The museum in Brussels has invited a selection of military uniform experts and costume historians who will speak of their own area of expertise. The panel will include Sarah Scaturro, textile curator of the Cooper-Hewitt National Design Museum (New York), Patricia Mears, deputy director of the Museum at FIT (New York), Corinne Thépaut-Cabasset, researcher at the Chateau de Versailles, Martin Markelius, uniform curator of the Army Museum (Stockholm) and Karen Van Godtsenhoven, curator of the MoMu Fashion Museum Antwerp.

Symposium: Camouflage takes centre stage
October 13-15 at the Royal Military Academy in Brussels
Full programme and registration at

Stephen Jones & The Accent of Fashion

From 8 September 2010 until 13 February 2011, the MoMu Fashion Museum in Antwerp will present a retrospective exhibition of the work of British milliner Stephen Jones. This autumn, Jones celebrates the 30th anniversary of his House, Stephen Jones Millinery. We are pleased to mark that anniversary with an exceptional exhibition.

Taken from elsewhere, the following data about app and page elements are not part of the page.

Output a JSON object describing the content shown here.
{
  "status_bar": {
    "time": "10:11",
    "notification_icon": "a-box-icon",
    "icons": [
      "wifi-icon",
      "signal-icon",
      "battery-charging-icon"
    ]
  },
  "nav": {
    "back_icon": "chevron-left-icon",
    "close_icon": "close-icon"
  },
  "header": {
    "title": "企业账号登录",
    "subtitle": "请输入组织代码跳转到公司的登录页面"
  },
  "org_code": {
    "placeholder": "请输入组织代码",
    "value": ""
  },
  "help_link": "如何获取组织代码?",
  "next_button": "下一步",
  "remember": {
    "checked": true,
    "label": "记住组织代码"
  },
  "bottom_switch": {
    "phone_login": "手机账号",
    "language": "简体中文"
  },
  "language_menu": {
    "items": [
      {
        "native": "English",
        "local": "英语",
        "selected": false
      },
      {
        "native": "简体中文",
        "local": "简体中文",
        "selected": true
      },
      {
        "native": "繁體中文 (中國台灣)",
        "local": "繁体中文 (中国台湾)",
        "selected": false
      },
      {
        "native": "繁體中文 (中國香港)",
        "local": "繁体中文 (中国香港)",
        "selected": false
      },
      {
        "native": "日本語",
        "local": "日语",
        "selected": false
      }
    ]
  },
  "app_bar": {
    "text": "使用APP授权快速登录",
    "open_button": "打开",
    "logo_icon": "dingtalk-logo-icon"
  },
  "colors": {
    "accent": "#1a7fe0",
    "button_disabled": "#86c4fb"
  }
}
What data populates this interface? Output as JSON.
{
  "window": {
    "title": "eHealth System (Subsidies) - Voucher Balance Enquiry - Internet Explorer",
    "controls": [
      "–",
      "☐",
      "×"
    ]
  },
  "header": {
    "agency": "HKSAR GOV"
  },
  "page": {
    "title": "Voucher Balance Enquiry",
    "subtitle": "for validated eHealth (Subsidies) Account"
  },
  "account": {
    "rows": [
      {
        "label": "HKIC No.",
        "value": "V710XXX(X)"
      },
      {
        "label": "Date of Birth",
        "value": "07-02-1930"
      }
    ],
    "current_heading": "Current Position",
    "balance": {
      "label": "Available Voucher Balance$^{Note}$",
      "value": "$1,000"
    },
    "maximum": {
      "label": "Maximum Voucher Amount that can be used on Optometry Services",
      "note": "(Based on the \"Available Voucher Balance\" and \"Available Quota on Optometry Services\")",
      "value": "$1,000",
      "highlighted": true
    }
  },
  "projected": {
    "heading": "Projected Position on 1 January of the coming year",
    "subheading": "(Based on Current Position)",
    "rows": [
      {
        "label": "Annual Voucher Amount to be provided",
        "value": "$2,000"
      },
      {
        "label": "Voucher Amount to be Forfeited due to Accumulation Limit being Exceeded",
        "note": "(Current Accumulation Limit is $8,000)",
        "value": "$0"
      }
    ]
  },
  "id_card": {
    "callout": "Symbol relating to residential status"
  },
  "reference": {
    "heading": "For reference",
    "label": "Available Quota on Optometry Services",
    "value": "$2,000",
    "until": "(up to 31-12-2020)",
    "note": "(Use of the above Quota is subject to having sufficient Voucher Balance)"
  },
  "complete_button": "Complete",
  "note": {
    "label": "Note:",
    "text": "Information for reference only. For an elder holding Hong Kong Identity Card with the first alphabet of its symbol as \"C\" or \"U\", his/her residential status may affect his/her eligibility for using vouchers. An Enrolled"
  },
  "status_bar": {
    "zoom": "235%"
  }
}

The MoMu Fashion Museum houses the largest collection of Stephen Jones hats outside Great Britain, thanks to a long-term loan by the Antwerp private collectors, Geert Bruloot and Eddy Michiels.

The exhibition Stephen Jones & The Accent of Fashion guides you through the unique world of a hatmaker who has worked with many of the greatest names in the international fashion scene for three decades: Jean Paul Gaultier, Thierry Mugler, Comme des Garçons, Claude Montana, John Galliano, Christian Dior, Azzedine Alaïa,Walter Van Beirendonck, Marc Jacobs, and many more. Stephen Jones plays a unique behind-the-scenes role in fashion because of the unparalleled freedom he is given by designers, allowing his work to influence the image of a collection. Just as accents in language lead to the correct reading and rhythm of a text, Jones’ hats add the appropriate punctuation to a designer’s fashion statement.

As well as Stephen Jones’ numerous collaborations with designers, the exhibition also looks more closely at his work in film, music and photography, his early years in the London of the New Romantics, his unique relationship with fashion icon Anna Piaggi, his design process and the sources of inspiration behind his creations.

Stephen Jones & The Accent of Fashion
Until February 13th, 2011 at the MoMu
Every day (except Monday) from 10AM to 6PM
Admission €7 / €5 (Reduction) / €1 (-26) / Free (-12)

photo©Nick Knight, 1985